A few photos of the grips. These are the MS style grips and I added the side thumb switch which will be my AP Disconnect. The trigger is PTT. I’m not using the left/right hat switch and the small front button by the trigger. Steve recommended using the left/right hat switch for frequency swap who seemed like a good idea, but I don’t think I’d every use it and I’d have to do more wiring so I decided not to do that.

I also received my prop extension and spinner flange from Airmaster so I should be able to fit the cowling soon. I want to finish up the charge system wiring which I’m almost done with, just waiting on some terminal ends for the 6 AWG wire. Since I haven’t bough the propeller yet Jean worked with Airmaster to get me what I needed to fit the cowl (Thanks Jean).


Rear Seat Back Stops and ELT Antenna

Time: 2.75hrs (includes .75 avionics time)

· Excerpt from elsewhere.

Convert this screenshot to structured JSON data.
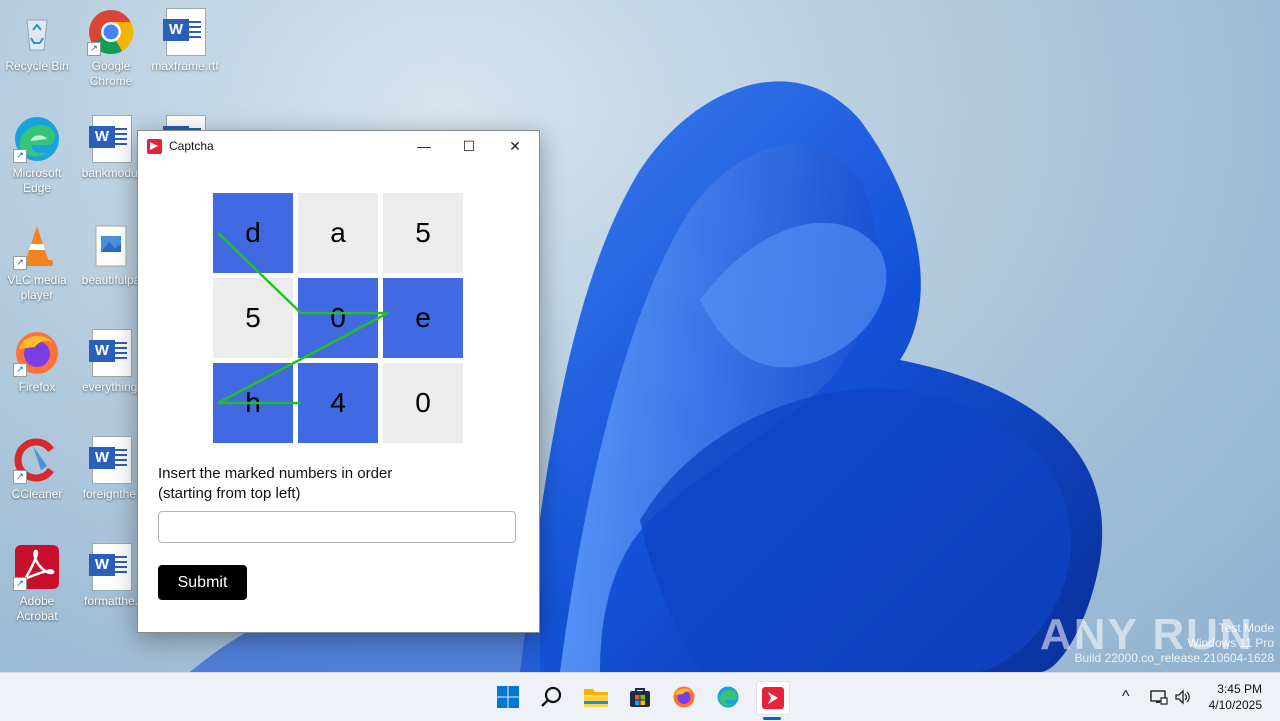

Today I did some work on the interior section behind the rear seat. Prior to installing the rear seat stops I riveted and covered the area with carpet. I also had to drill a few missing holes in the rib. For the ELT antenna I put in a few M3 rivets so that I could remove the antenna if I decide to move it to a new place. Unfortunately the only better place I can think of would be just in front of the vertical stabilizer inside the fiberglass and running cable back there will be quite involved. I’ll try this out and if it doesn’t work then I’ll have to move it. I also made a mistake and mounted the antenna a bit too low on the rib. I forgot that the BNC connector would add about an inch to the length of the cable. It would have worked but it was a bit too close to the luggage support and I didn’t want the connector to vibrate and have issues so I moved the antenna up about an inch and installed 2 more rivnuts. I covered the other rivnuts with carpet. I also drilled out the top line of holes in the side inner skins (the holes that go into the fiberglass of the canopy).

The ELT mounted using 2 M3 rivnuts onto the rib. Covered the area with carpet and installed the seat stop. I also drilled a hole in the luggage support and installed a grommet for the antenna coax cable and crimped on the BNC end. I put some large diameter wire sheathing over the BNC connector and cable, just thought it looked a little nicer. I still want to install a few clips to hold the antenna on the rib.

Carpet installed and rear seat back stop installed as well. I will have to check how well the latch on the rear seat works. I saw that Peter C. added extensions on the seat stops because they barely reached the latch. I may need to do the same.